Watch a clip of the speech:
While the work did yield an “extraordinary achievement,” it also came at a significant cost in U.S. blood and treasure, as well as to the Iraqi people and their society. Yesterday, Center For American Progress analysts Matt Duss and Peter Juul released a briefing updating “the Iraq War Ledger” in “A Look at the War’s Human, Financial, and Strategic Costs” (PDF or online).
Duss and Juul tally the costs of the war in human casualties, financial burdens, and to U.S. strategic posture. The pure numbers are staggering. This chart, from the brief, weighs the heaviest of costs to Americans and Iraqis, that paid for in human lives:

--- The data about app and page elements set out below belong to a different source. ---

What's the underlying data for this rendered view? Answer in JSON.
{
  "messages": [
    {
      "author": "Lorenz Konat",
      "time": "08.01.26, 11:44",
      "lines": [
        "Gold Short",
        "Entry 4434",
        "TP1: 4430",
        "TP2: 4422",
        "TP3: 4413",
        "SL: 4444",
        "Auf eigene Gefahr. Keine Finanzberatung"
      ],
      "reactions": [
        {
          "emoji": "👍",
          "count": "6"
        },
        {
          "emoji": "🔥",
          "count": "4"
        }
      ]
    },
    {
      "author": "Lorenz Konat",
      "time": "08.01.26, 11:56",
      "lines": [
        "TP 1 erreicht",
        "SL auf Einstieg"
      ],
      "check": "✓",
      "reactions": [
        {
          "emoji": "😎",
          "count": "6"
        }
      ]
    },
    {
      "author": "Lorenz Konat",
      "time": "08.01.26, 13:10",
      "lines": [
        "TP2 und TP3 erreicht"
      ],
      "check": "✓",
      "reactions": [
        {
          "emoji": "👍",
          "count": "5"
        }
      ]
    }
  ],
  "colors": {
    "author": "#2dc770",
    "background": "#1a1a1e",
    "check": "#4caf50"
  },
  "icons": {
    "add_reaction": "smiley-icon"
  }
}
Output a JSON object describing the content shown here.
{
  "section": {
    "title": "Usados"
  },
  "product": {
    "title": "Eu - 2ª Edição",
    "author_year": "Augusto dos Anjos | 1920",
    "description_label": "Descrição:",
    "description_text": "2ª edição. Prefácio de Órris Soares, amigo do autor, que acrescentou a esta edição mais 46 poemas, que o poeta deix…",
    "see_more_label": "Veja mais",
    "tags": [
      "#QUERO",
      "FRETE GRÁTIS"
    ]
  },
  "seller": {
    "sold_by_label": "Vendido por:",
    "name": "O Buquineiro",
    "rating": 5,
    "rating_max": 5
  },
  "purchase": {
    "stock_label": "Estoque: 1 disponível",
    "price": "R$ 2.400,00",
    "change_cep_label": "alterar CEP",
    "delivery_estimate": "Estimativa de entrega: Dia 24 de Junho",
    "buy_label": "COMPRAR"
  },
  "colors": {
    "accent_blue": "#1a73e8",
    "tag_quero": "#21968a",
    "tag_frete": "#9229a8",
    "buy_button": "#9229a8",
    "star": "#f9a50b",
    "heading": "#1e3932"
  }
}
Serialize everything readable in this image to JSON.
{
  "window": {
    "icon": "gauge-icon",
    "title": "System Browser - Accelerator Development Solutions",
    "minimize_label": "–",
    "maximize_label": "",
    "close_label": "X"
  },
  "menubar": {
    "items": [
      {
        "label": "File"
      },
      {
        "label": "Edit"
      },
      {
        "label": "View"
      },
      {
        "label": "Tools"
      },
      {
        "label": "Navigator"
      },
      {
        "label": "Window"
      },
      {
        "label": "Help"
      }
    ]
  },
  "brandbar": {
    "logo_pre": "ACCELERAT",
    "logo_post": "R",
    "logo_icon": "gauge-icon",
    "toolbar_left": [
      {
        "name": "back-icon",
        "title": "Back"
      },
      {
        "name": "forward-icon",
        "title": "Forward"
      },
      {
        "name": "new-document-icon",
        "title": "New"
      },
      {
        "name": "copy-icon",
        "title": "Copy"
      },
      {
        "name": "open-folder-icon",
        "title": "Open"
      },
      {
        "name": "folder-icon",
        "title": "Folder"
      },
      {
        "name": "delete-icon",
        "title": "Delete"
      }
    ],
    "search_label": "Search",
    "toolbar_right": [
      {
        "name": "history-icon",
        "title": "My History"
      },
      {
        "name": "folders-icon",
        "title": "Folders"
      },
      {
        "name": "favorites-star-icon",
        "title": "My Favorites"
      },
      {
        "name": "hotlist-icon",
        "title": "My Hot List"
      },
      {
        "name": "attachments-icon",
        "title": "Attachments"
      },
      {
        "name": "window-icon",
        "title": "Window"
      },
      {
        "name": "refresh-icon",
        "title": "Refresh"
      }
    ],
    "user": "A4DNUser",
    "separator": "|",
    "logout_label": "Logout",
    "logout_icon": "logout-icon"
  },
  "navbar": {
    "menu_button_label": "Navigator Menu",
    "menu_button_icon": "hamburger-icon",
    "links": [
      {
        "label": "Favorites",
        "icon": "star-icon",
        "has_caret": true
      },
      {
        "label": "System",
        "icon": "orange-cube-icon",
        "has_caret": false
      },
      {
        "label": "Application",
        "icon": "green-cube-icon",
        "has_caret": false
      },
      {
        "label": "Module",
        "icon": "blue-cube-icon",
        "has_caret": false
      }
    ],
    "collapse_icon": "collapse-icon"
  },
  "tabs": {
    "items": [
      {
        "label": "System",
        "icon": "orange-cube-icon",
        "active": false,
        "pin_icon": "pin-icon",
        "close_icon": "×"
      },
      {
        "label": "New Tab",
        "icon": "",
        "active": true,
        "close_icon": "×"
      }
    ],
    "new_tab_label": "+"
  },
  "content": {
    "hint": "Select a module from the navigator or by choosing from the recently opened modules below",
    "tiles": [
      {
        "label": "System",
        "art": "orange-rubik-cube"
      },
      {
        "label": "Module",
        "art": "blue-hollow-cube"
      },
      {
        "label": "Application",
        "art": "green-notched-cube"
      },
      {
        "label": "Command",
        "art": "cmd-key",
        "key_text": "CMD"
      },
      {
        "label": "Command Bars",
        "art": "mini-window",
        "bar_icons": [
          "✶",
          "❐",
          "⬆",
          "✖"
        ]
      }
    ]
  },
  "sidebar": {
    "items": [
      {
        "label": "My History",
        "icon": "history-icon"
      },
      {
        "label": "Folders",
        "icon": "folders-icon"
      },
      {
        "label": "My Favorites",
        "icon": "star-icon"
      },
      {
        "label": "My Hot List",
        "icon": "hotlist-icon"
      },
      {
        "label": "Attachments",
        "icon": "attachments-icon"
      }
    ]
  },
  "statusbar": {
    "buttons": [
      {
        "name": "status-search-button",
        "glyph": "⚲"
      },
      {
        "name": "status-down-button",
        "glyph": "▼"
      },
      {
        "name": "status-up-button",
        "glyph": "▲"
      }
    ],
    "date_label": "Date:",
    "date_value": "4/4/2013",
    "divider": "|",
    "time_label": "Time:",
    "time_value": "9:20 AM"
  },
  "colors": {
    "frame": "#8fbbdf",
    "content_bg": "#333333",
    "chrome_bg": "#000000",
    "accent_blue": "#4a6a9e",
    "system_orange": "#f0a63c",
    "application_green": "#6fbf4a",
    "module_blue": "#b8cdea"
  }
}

But those numbers for civilian deaths don’t tell the full story for Iraqi human costs: at least 10,000 members of Iraqi security forces fighting alongside the U.S.-led coalition also lost their lives; 1.24 million people were internally displaced; and more than 1.6 million Iraqis became refugees from the war.
Then there was the financial cost to the U.S., both for fighting the war ($806 billion) and for caring for the more than 2 million U.S. soldiers who did so (projected to total between $422 and $717 billion). Those figures include treatment for an incomprehensible human psychological toll of more than 150,000 troops with post-traumatic stress and a suicide rate for veterans of both Iraq and Afghanistan at more than three times the national average.
Lastly, the war created a burden on the U.S. and the international community by exacerbating other problems, such as “fueling sectarianism in the region,” “creat(ing) not only a rallying call for violent Islamic extremists but also an environment for them to develop, test, and perfect various tactics and techniques,” and hurting the U.S.’s international standing, among other issues.
“Iraq has made progress but still struggles with insecurity and deep political discord,” write Duss and Juul. “Still,” they continue
the end of former Iraq President Saddam Hussein’s brutal regime represents a considerable global good, and a nascent democratic Iraqi republic partnered with the United States could potentially yield benefits in the future.
But when weighing those possible benefits against the costs of the Iraq intervention, there is simply no conceivable calculus by which Operation Iraqi Freedom can be judged to have been a successful or worthwhile policy. The war was intended to show the extent of America’s power. It succeeded only in showing its limits.